[[ WORKING DATA, beginning ]]

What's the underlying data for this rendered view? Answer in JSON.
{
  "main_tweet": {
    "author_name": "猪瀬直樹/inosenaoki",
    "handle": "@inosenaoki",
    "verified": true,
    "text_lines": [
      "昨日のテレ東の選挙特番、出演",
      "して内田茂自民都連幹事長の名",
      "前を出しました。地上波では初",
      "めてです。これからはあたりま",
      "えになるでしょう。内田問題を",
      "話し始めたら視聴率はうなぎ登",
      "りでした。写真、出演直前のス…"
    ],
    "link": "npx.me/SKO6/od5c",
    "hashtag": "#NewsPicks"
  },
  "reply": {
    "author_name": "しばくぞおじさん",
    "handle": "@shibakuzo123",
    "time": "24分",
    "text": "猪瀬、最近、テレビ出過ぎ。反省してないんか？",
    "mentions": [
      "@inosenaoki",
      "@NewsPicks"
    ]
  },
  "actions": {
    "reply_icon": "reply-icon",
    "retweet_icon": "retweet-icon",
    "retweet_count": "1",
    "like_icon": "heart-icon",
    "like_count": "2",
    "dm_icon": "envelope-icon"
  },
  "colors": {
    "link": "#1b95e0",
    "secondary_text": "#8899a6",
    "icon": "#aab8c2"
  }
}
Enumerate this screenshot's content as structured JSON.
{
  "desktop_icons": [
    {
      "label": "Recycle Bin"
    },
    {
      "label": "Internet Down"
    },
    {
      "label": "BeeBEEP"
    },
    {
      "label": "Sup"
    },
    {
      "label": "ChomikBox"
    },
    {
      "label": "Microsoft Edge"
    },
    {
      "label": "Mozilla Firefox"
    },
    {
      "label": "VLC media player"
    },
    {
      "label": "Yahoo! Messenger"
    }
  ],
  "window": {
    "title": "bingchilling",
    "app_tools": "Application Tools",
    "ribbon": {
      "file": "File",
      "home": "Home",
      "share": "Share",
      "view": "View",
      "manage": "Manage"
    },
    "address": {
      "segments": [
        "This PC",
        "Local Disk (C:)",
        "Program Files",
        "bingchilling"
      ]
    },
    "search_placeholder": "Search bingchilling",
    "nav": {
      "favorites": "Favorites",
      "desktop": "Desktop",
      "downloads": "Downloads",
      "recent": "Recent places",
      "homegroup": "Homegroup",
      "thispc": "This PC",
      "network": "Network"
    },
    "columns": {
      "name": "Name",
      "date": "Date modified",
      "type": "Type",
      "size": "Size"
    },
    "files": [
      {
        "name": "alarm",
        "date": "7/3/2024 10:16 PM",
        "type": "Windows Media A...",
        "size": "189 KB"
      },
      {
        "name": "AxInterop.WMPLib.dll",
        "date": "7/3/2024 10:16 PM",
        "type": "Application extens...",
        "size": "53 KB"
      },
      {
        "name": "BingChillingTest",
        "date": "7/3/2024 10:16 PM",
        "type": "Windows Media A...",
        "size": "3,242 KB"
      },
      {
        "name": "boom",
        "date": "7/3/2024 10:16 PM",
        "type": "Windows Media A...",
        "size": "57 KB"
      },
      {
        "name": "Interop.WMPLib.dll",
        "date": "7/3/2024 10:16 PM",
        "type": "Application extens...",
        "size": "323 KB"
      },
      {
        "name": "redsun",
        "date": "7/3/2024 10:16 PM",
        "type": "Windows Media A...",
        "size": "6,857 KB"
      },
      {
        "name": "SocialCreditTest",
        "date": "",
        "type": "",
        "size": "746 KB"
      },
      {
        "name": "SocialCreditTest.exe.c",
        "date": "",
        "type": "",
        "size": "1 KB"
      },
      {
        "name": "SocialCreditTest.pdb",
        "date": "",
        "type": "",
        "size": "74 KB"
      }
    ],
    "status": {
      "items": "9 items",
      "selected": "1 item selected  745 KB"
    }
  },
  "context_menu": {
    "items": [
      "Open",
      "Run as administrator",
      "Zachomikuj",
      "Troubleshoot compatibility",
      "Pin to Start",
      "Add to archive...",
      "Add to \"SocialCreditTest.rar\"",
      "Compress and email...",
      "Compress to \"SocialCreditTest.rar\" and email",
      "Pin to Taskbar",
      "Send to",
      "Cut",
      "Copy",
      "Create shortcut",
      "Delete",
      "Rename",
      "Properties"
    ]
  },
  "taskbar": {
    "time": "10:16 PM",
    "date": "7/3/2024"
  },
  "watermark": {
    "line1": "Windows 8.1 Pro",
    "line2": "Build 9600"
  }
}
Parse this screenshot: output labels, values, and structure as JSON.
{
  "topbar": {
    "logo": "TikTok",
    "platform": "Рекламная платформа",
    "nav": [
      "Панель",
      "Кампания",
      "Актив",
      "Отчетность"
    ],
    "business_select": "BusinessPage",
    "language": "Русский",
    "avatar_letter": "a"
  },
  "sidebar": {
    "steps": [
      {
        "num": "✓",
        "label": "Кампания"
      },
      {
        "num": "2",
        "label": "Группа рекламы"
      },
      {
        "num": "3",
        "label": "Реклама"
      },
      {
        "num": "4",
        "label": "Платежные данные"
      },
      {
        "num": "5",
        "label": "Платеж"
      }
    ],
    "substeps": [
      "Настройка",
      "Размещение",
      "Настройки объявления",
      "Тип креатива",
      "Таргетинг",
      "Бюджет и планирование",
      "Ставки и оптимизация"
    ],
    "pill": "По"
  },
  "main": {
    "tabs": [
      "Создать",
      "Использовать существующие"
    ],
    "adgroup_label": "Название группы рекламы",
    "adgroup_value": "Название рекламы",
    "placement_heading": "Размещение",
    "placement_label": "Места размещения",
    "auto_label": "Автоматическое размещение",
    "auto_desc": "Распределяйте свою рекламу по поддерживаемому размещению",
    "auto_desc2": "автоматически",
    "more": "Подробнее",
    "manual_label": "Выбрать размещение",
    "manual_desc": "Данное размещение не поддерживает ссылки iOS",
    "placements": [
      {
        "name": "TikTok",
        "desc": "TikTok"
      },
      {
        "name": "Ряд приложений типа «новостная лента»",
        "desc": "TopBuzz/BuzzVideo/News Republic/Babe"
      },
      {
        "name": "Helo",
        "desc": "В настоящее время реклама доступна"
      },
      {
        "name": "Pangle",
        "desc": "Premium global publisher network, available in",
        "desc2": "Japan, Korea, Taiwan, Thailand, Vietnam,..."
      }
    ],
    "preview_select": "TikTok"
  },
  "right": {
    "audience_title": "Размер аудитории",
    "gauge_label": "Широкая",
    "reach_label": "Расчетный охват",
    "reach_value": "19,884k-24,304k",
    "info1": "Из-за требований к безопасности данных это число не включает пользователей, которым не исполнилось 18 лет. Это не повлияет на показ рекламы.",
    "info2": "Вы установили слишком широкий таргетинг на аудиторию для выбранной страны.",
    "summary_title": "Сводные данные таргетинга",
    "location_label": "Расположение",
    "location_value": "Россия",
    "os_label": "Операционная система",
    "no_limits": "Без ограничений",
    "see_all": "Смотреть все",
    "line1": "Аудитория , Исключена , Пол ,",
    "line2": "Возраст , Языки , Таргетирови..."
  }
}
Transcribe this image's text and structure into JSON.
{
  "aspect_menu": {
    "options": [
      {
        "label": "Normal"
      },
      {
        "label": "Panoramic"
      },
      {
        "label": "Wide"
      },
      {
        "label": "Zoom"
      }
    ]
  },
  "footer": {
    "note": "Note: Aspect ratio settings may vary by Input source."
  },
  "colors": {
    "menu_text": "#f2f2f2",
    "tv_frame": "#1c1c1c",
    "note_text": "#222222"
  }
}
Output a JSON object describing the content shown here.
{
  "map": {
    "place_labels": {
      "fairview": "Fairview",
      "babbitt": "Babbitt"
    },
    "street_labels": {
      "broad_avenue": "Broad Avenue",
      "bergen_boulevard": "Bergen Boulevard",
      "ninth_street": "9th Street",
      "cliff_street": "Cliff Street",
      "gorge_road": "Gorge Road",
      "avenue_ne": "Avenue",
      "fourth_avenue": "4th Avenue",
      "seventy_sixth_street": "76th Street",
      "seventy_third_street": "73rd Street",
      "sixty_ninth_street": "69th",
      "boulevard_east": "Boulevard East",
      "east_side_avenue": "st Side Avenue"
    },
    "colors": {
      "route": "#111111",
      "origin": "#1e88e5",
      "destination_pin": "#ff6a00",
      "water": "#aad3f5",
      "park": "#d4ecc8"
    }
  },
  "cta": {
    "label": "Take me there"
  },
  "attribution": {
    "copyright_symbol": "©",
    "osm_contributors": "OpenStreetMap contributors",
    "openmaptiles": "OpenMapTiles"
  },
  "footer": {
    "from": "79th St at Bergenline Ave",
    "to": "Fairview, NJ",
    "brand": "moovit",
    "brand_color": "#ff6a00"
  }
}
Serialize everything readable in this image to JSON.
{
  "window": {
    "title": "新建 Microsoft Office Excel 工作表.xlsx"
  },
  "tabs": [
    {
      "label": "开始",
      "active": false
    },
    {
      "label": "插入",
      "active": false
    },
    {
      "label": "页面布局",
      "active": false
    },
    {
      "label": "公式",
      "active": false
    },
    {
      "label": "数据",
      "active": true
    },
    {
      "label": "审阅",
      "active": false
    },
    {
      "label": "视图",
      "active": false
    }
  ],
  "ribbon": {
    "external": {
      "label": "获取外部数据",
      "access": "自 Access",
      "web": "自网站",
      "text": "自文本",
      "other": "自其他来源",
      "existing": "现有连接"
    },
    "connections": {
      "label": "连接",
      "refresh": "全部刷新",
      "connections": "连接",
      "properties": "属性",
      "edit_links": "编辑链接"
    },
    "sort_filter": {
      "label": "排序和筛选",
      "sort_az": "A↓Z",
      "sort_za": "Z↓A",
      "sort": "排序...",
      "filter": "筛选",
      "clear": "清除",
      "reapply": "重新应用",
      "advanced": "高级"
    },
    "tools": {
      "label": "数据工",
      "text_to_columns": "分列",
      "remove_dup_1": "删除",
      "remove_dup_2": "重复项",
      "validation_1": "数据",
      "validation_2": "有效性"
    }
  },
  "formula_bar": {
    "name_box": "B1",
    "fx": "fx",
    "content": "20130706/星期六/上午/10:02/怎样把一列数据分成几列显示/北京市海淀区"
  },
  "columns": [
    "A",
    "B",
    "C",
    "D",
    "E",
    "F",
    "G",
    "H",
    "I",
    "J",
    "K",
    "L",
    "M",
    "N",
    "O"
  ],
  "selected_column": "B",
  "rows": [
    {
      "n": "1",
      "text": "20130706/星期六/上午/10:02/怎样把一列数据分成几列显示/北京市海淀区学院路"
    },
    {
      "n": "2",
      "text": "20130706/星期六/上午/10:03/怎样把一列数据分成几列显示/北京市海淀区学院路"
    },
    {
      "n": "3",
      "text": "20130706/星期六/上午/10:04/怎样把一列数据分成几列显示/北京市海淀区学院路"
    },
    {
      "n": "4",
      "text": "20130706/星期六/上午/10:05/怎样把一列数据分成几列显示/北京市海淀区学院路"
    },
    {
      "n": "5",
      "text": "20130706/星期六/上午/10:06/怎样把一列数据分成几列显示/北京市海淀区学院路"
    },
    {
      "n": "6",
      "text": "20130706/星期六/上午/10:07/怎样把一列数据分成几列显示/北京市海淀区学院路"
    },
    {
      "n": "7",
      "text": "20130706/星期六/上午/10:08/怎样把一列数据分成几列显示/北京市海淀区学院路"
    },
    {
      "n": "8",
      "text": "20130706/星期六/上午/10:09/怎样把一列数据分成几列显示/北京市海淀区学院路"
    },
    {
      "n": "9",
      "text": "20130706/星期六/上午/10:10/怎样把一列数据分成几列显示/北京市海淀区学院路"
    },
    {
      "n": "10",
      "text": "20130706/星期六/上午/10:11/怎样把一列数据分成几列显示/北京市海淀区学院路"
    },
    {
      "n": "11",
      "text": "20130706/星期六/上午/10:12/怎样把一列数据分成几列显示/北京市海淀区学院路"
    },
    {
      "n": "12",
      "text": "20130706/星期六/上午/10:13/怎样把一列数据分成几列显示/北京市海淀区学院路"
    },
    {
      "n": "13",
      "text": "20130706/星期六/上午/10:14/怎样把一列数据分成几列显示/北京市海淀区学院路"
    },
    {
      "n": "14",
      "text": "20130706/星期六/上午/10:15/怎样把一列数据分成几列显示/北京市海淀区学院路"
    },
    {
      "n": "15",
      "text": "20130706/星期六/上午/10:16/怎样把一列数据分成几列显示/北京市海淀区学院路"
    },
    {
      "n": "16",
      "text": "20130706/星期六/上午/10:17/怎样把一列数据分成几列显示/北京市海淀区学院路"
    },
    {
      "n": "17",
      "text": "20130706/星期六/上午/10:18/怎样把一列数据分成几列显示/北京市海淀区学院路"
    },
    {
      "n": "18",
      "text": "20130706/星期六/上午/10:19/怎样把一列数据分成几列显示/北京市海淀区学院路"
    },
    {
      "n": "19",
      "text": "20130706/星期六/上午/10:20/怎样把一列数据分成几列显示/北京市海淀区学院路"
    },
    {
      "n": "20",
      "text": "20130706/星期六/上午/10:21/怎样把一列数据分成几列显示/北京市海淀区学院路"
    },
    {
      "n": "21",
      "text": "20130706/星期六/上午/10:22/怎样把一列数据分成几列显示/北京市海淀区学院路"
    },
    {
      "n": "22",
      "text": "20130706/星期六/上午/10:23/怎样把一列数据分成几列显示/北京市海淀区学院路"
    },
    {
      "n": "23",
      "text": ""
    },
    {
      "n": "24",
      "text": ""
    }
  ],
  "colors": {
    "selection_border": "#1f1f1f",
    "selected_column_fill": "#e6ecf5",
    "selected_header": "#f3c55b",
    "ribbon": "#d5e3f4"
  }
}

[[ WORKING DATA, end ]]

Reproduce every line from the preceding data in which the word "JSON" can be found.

What's the underlying data for this rendered view? Answer in JSON.
Enumerate this screenshot's content as structured JSON.
Parse this screenshot: output labels, values, and structure as JSON.
Transcribe this image's text and structure into JSON.
Output a JSON object describing the content shown here.
Serialize everything readable in this image to JSON.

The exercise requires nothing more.